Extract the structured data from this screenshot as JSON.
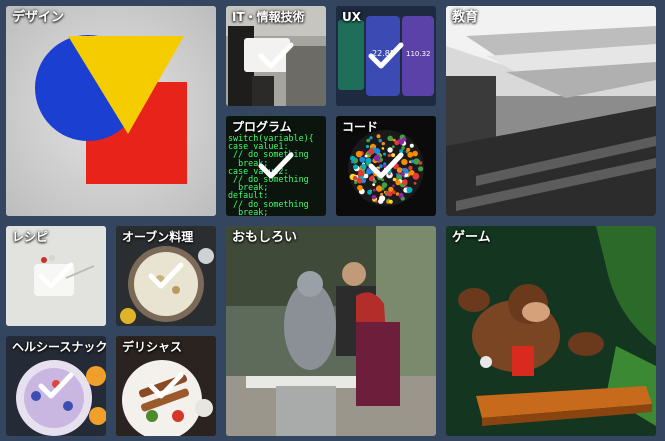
{
  "categories": [
    {
      "label": "デザイン",
      "selected": false
    },
    {
      "label": "IT・情報技術",
      "selected": true
    },
    {
      "label": "UX",
      "selected": true
    },
    {
      "label": "教育",
      "selected": false
    },
    {
      "label": "プログラム",
      "selected": true
    },
    {
      "label": "コード",
      "selected": true
    },
    {
      "label": "レシピ",
      "selected": true
    },
    {
      "label": "オーブン料理",
      "selected": true
    },
    {
      "label": "おもしろい",
      "selected": false
    },
    {
      "label": "ゲーム",
      "selected": false
    },
    {
      "label": "ヘルシースナック",
      "selected": true
    },
    {
      "label": "デリシャス",
      "selected": true
    }
  ],
  "code_lines": [
    "switch(variable){",
    "case value1:",
    " // do something",
    "  break;",
    "case value2:",
    " // do something",
    "  break;",
    "default:",
    " // do something",
    "  break;"
  ],
  "ux_screen_values": [
    "22.85",
    "110.32"
  ],
  "colors": {
    "background": "#34465f",
    "check": "#ffffff",
    "design_blue": "#1b3fd0",
    "design_yellow": "#f5cc00",
    "design_red": "#e8231a",
    "code_green": "#3cff6a"
  }
}
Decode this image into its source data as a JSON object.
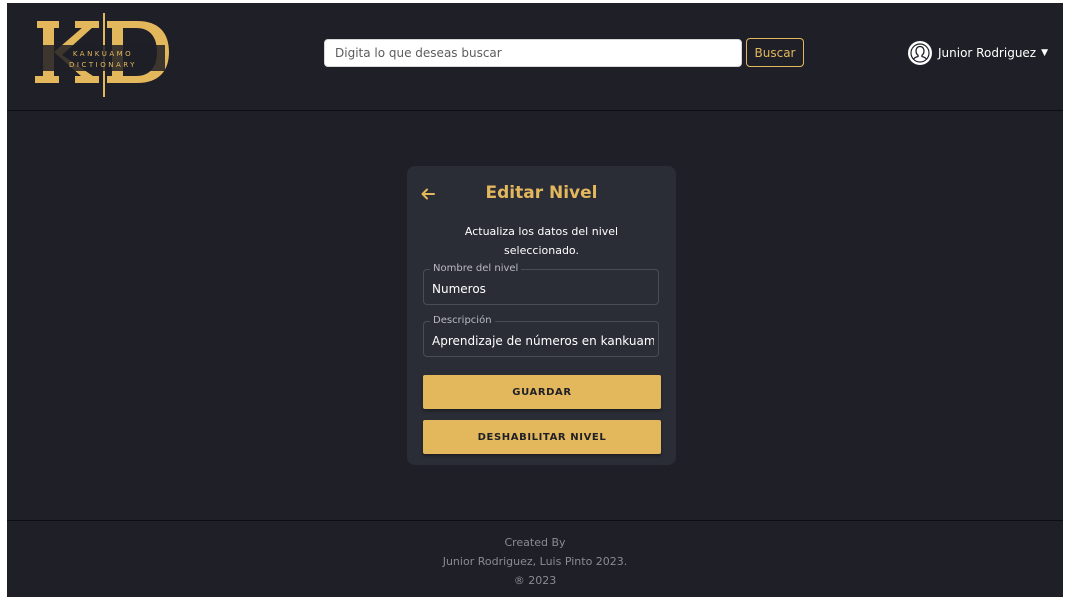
{
  "header": {
    "logo": {
      "letters": "KD",
      "line1": "KANKUAMO",
      "line2": "DICTIONARY"
    },
    "search": {
      "placeholder": "Digita lo que deseas buscar",
      "button_label": "Buscar"
    },
    "user": {
      "name": "Junior Rodriguez",
      "icon": "user-avatar-icon"
    }
  },
  "card": {
    "title": "Editar Nivel",
    "subtitle": "Actualiza los datos del nivel seleccionado.",
    "back_icon": "arrow-left-icon",
    "fields": [
      {
        "label": "Nombre del nivel",
        "value": "Numeros"
      },
      {
        "label": "Descripción",
        "value": "Aprendizaje de números en kankuamo"
      }
    ],
    "save_label": "GUARDAR",
    "disable_label": "DESHABILITAR NIVEL"
  },
  "footer": {
    "created_by": "Created By",
    "authors": "Junior Rodriguez, Luis Pinto 2023.",
    "copyright": "® 2023"
  },
  "colors": {
    "background": "#1f2027",
    "card": "#2b2d36",
    "accent": "#e3b75c"
  }
}
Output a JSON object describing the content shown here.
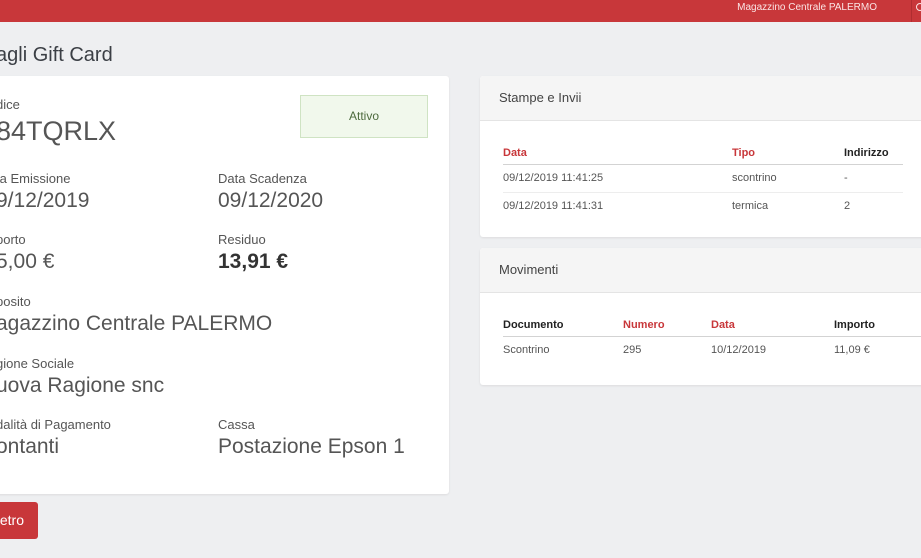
{
  "topbar": {
    "store_name": "Magazzino Centrale PALERMO"
  },
  "page": {
    "title": "agli Gift Card"
  },
  "giftcard": {
    "codice_label": "dice",
    "codice_value": "84TQRLX",
    "status": "Attivo",
    "emissione_label": "ta Emissione",
    "emissione_value": "9/12/2019",
    "scadenza_label": "Data Scadenza",
    "scadenza_value": "09/12/2020",
    "importo_label": "porto",
    "importo_value": "5,00 €",
    "residuo_label": "Residuo",
    "residuo_value": "13,91 €",
    "deposito_label": "posito",
    "deposito_value": "agazzino Centrale PALERMO",
    "ragione_label": "gione Sociale",
    "ragione_value": "uova Ragione snc",
    "pagamento_label": "dalità di Pagamento",
    "pagamento_value": "ontanti",
    "cassa_label": "Cassa",
    "cassa_value": "Postazione Epson 1"
  },
  "back_button": {
    "label": "etro"
  },
  "stampe": {
    "title": "Stampe e Invii",
    "headers": [
      "Data",
      "Tipo",
      "Indirizzo"
    ],
    "rows": [
      [
        "09/12/2019 11:41:25",
        "scontrino",
        "-"
      ],
      [
        "09/12/2019 11:41:31",
        "termica",
        "2"
      ]
    ]
  },
  "movimenti": {
    "title": "Movimenti",
    "headers": [
      "Documento",
      "Numero",
      "Data",
      "Importo"
    ],
    "rows": [
      [
        "Scontrino",
        "295",
        "10/12/2019",
        "11,09 €"
      ]
    ]
  },
  "colors": {
    "accent": "#c8373a",
    "background": "#eeeff1",
    "status_bg": "#f1f8ec"
  }
}
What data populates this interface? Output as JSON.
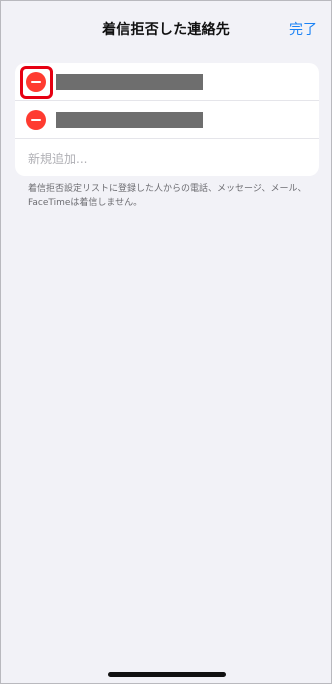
{
  "header": {
    "title": "着信拒否した連絡先",
    "done_label": "完了"
  },
  "blocked_list": {
    "rows": [
      {
        "name": "",
        "name_redacted": true,
        "remove_icon": "minus-circle-icon",
        "highlighted": true
      },
      {
        "name": "",
        "name_redacted": true,
        "remove_icon": "minus-circle-icon",
        "highlighted": false
      }
    ],
    "add_new_label": "新規追加..."
  },
  "footer": {
    "note": "着信拒否設定リストに登録した人からの電話、メッセージ、メール、FaceTimeは着信しません。"
  },
  "colors": {
    "accent": "#1a82f5",
    "destructive": "#ff3b30",
    "highlight": "#e60012",
    "background": "#f2f2f7"
  }
}
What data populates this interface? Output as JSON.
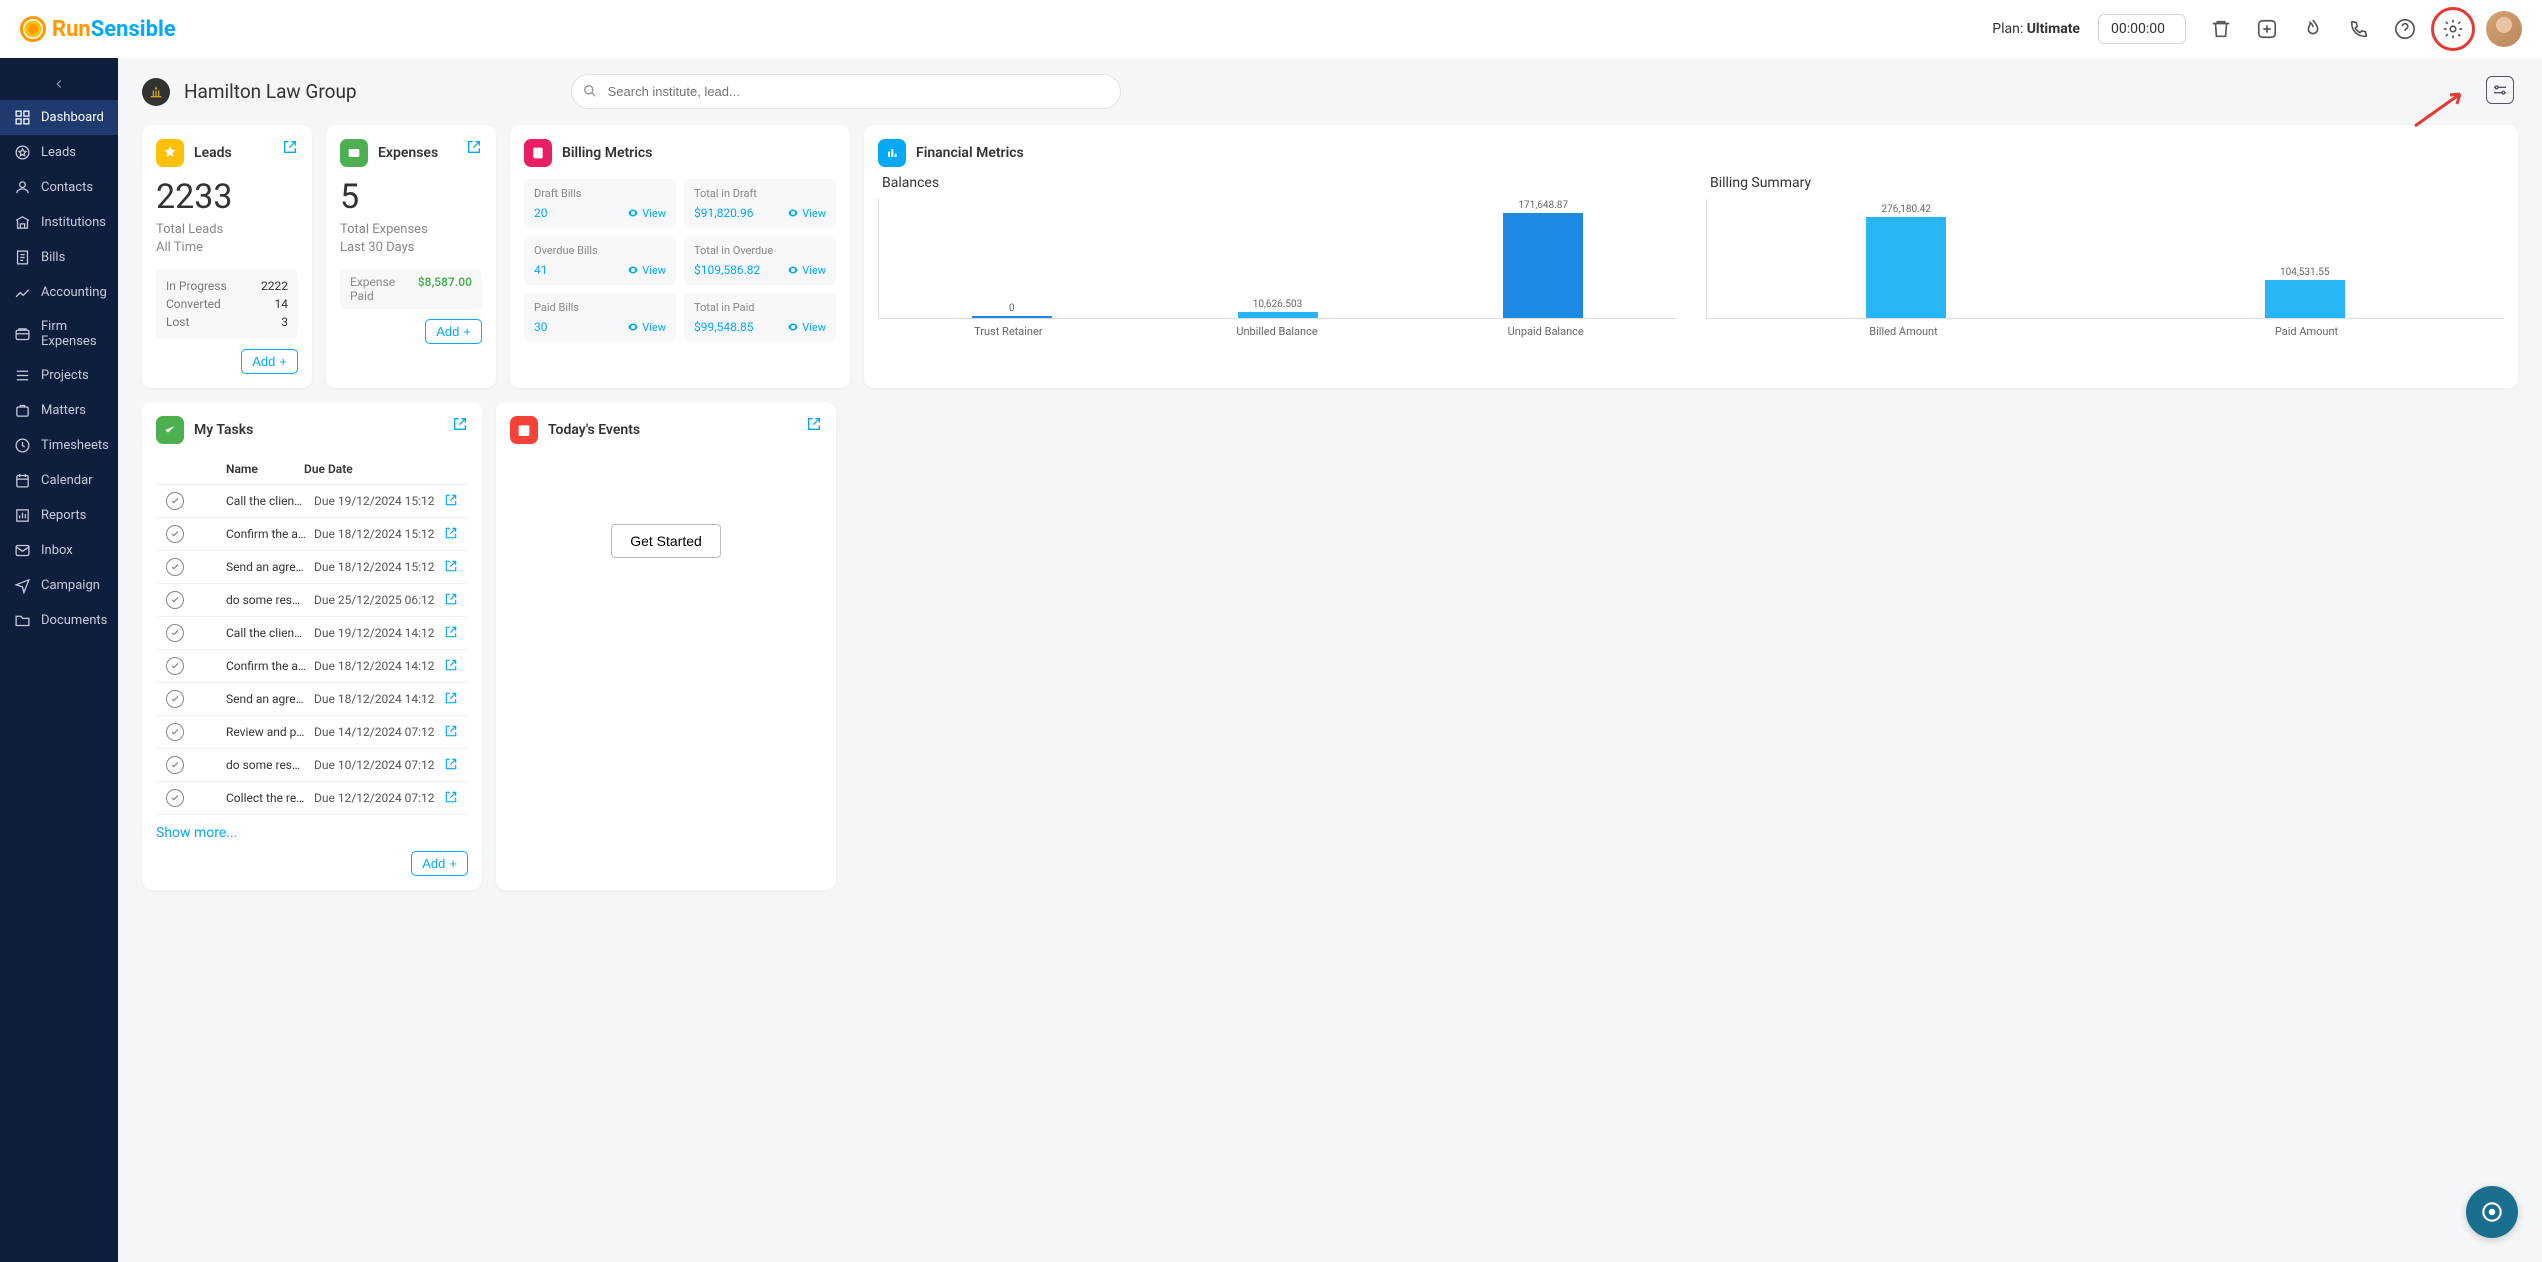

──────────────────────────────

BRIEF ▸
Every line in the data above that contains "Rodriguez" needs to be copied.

SOLUTION ▸
      "name": "Junior Rodriguez",
    "authors": "Junior Rodriguez, Luis Pinto 2023.",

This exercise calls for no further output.